Bookham Technology plc (LSE: BHM, Nasdaq: BKHM), a supplier of silicon integrated optical components for fibre-optic communication networks, announced results for the first quarter ended April 1, 2001.
Revenues were £11.6 million ($16.5 million) compared to £11.5 million ($16.3 million) in the previous quarter and up 362 percent from the comparable quarter in 2000.
During the quarter gross margins from on-going operations continued to improve. However, a charge of £0.6 million ($0.9 million) was taken as a provision for excess stock resulting from the lack of short-term visibility in sales. In addition, a charge of £1 million ($1.4 million) was made as a result of the company's previously announced voluntary workforce reduction program.
Gross margin, before the above adjustments, was near breakeven at approximately: 1 percent as expected.
Sales of the company's Dense Wavelength Division Multiplexing (DWDM) products increased from 33 percent to 38 percent of total revenues, with access products representing the remaining 62 percent.
The company's largest customer this quarter was Nortel, representing 36 percent of sales. Other major customers were Marconi Communications, at 27 percent of sales, and Fujitsu Telecommunications Europe, at 14 percent of sales, both increasing from the previous quarter and demonstrating further diversification of the company's customer base.
Net loss under UK GAAP was £11.7 million ($16.6 million) compared to £8.5 million ($12.1 million) in the previous quarter, which included a £3 million ($4.3 million) credit relating to National Insurance charges on share options.
Under US GAAP, net loss was £12.4 million ($17.6 million) compared to £11.5 million ($16.3 million) in the previous quarter.
Cash balances at the end of the quarter amounted to £238 million ($338 million) after capital investment of £23.3 million ($33.1 million).

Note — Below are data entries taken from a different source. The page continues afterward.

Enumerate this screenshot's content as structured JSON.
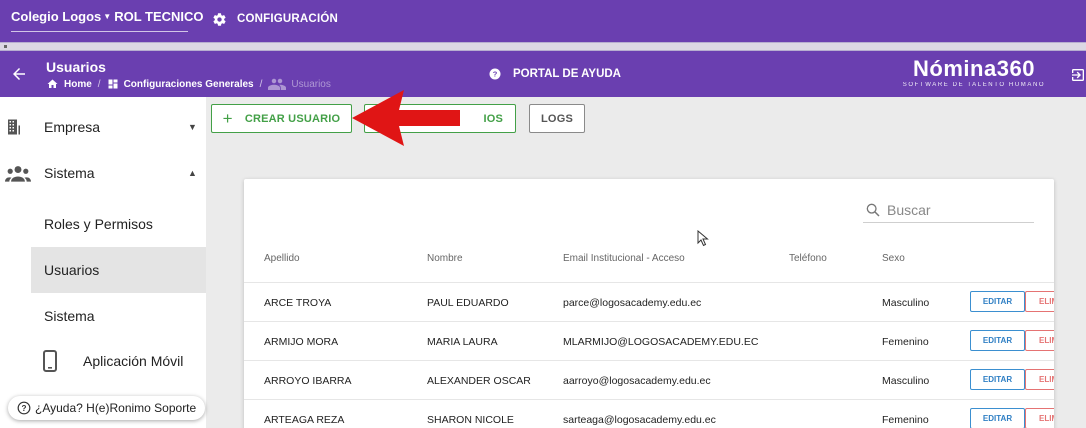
{
  "topbar": {
    "school": "Colegio Logos",
    "role": "ROL TECNICO",
    "config_label": "CONFIGURACIÓN"
  },
  "header": {
    "title": "Usuarios",
    "breadcrumb": [
      "Home",
      "Configuraciones Generales",
      "Usuarios"
    ],
    "help_portal": "PORTAL DE AYUDA",
    "brand_name": "Nómina360",
    "brand_tagline": "SOFTWARE DE TALENTO HUMANO"
  },
  "sidebar": {
    "items": [
      {
        "label": "Empresa",
        "icon": "building-icon",
        "expanded": false
      },
      {
        "label": "Sistema",
        "icon": "people-icon",
        "expanded": true
      }
    ],
    "sub_items": [
      {
        "label": "Roles y Permisos",
        "active": false
      },
      {
        "label": "Usuarios",
        "active": true
      },
      {
        "label": "Sistema",
        "active": false
      },
      {
        "label": "Aplicación Móvil",
        "active": false,
        "icon": "mobile-phone-icon"
      }
    ],
    "help_chip": "¿Ayuda? H(e)Ronimo Soporte"
  },
  "toolbar": {
    "create_label": "CREAR USUARIO",
    "import_label_visible": "IOS",
    "logs_label": "LOGS"
  },
  "search": {
    "placeholder": "Buscar"
  },
  "table": {
    "columns": [
      "Apellido",
      "Nombre",
      "Email Institucional - Acceso",
      "Teléfono",
      "Sexo"
    ],
    "edit_label": "EDITAR",
    "delete_label_visible": "ELIM",
    "rows": [
      {
        "apellido": "ARCE TROYA",
        "nombre": "PAUL EDUARDO",
        "email": "parce@logosacademy.edu.ec",
        "telefono": "",
        "sexo": "Masculino"
      },
      {
        "apellido": "ARMIJO MORA",
        "nombre": "MARIA LAURA",
        "email": "MLARMIJO@LOGOSACADEMY.EDU.EC",
        "telefono": "",
        "sexo": "Femenino"
      },
      {
        "apellido": "ARROYO IBARRA",
        "nombre": "ALEXANDER OSCAR",
        "email": "aarroyo@logosacademy.edu.ec",
        "telefono": "",
        "sexo": "Masculino"
      },
      {
        "apellido": "ARTEAGA REZA",
        "nombre": "SHARON NICOLE",
        "email": "sarteaga@logosacademy.edu.ec",
        "telefono": "",
        "sexo": "Femenino"
      }
    ]
  },
  "colors": {
    "primary": "#6a3fb0",
    "success": "#43a047",
    "info": "#3b8fd0",
    "danger": "#e57373",
    "annotation_arrow": "#e01515"
  }
}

Revenues from the company's four DWDM products contributed to sales as the company shipped components to a wider set of customers. The company's newest product, the Mux-VOA, introduced in the last quarter, is generating commercial interest. The ASOC platform continues to demonstrate capabilities for integration, providing an economical solution for applications in the DWDM metropolitan market area. At the Optical Fibre Conference (OFC) in March, the company demonstrated an optical metro solution on a single silicon chip -- an ASOC Optical Add/Drop Multiplexer.
As a result of a reorganization and voluntary workforce reduction program, total personnel decreased by 17 percent, from 978 to 812, during the quarter. The company has continued to strengthen its management and operational team, complemented by focused research and development.
As previously announced, the company acquired Measurement Microsystems in Canada, as well as all assets and the lease on its North American Headquarters facility in Columbia, Maryland. These acquisitions closed in January and February 2001, respectively. The company has integrated product development with Measurement Microsystems and expects these developments to result in commercial products in 2002.
The optical equipment market has become less predictable, leading the company and its customers to institute a very cost-conscious approach. The market slowdown across the company's customer base is affecting decision-making processes and, as a result, the company is experiencing a reduction in demand and order deferrals. Over time, the company believes that this pressure may cause the optical system vendors to consider more cost-effective integrated component solutions, which play to the strengths of its ASOC technology.